[Goal of the exercise] Show all the lines in the data below that include the word "text".

━━ Data listing ━━

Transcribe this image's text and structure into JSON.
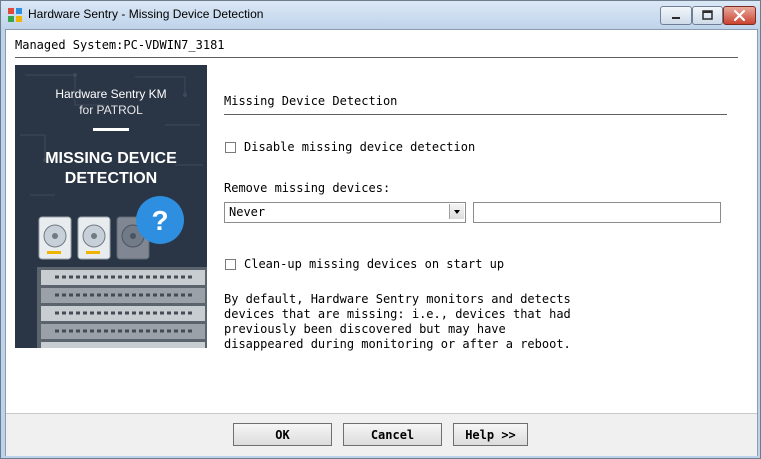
{
  "window": {
    "title": "Hardware Sentry - Missing Device Detection"
  },
  "header": {
    "managed_system": "Managed System:PC-VDWIN7_3181"
  },
  "promo": {
    "brand_line1": "Hardware Sentry KM",
    "brand_line2": "for PATROL",
    "headline_line1": "MISSING DEVICE",
    "headline_line2": "DETECTION"
  },
  "section": {
    "title": "Missing Device Detection"
  },
  "options": {
    "disable_label": "Disable missing device detection",
    "disable_checked": false,
    "remove_label": "Remove missing devices:",
    "remove_selected": "Never",
    "remove_value": "",
    "cleanup_label": "Clean-up missing devices on start up",
    "cleanup_checked": false
  },
  "description": {
    "lines": [
      "By default, Hardware Sentry monitors and detects",
      "devices that are missing: i.e., devices that had",
      "previously been discovered but may have",
      "disappeared during monitoring or after a reboot."
    ]
  },
  "buttons": {
    "ok": "OK",
    "cancel": "Cancel",
    "help": "Help >>"
  },
  "colors": {
    "titlebar": "#bed3ea",
    "close_button": "#c9432f",
    "promo_background": "#2a3545",
    "help_badge": "#2e8fe0"
  }
}
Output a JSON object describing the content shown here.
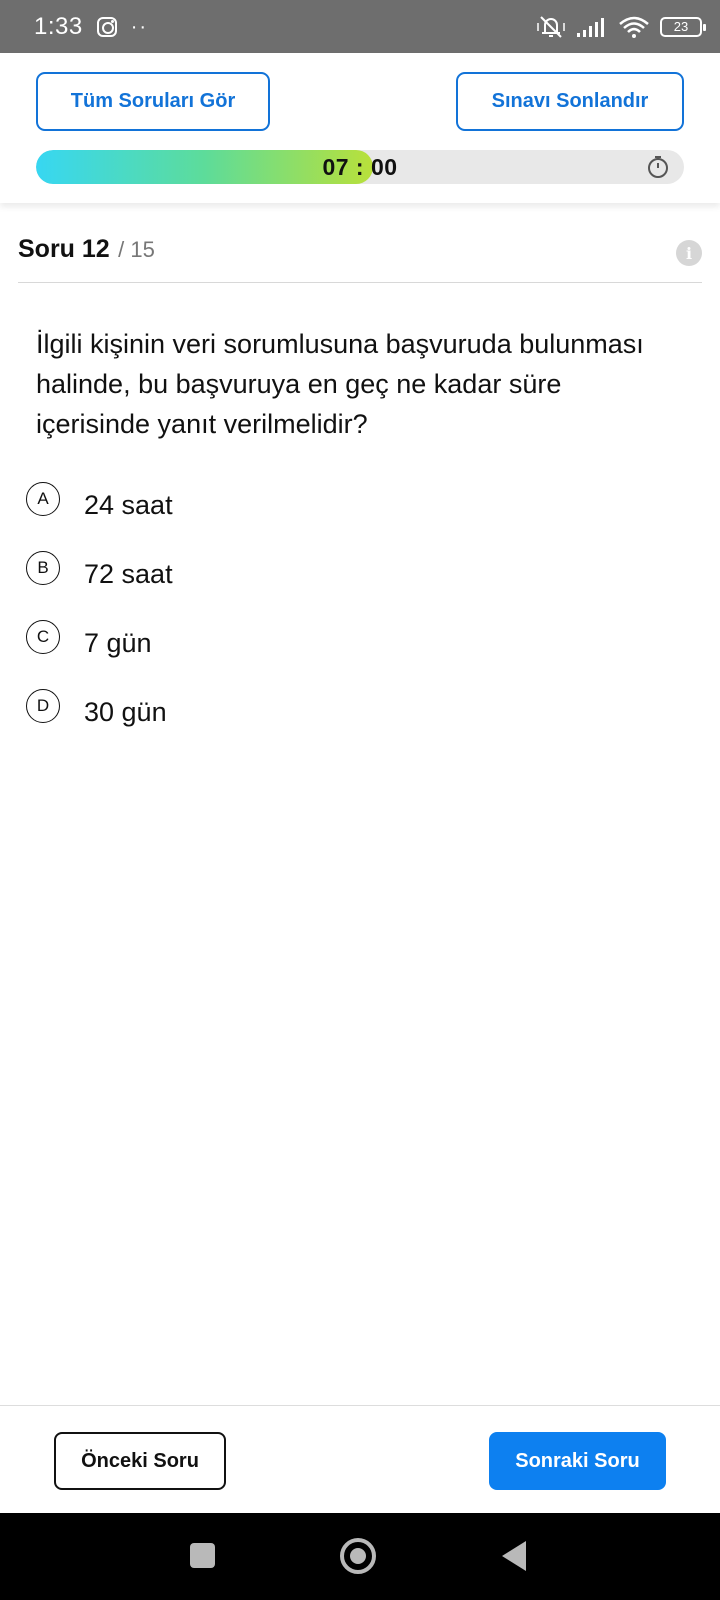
{
  "status_bar": {
    "time": "1:33",
    "left_icons": [
      "instagram-icon",
      "more-dots-icon"
    ],
    "right_icons": [
      "mute-vibrate-icon",
      "signal-icon",
      "wifi-icon"
    ],
    "battery": "23"
  },
  "header": {
    "all_questions_label": "Tüm Soruları Gör",
    "finish_exam_label": "Sınavı Sonlandır",
    "timer": {
      "time": "07 : 00",
      "progress": 0.52,
      "icon": "stopwatch-icon",
      "colors": [
        "#37d7f2",
        "#5ddc9a",
        "#b9e03a"
      ]
    }
  },
  "question": {
    "label": "Soru 12",
    "total": "/ 15",
    "text": "İlgili kişinin veri sorumlusuna başvuruda bulunması halinde, bu başvuruya en geç ne kadar süre içerisinde yanıt verilmelidir?",
    "options": [
      {
        "letter": "A",
        "text": "24 saat"
      },
      {
        "letter": "B",
        "text": "72 saat"
      },
      {
        "letter": "C",
        "text": "7 gün"
      },
      {
        "letter": "D",
        "text": "30 gün"
      }
    ]
  },
  "footer": {
    "prev_label": "Önceki Soru",
    "next_label": "Sonraki Soru"
  },
  "colors": {
    "accent": "#1273d8",
    "primary_button": "#0d80f0",
    "status_bar": "#6e6e6e"
  },
  "nav_bar": {
    "icons": [
      "recent-apps-icon",
      "home-icon",
      "back-icon"
    ]
  }
}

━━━

[Written solution]
Transcribe this image's text and structure into JSON.
    "text": "İlgili kişinin veri sorumlusuna başvuruda bulunması halinde, bu başvuruya en geç ne kadar süre içerisinde yanıt verilmelidir?",
        "text": "24 saat"
        "text": "72 saat"
        "text": "7 gün"
        "text": "30 gün"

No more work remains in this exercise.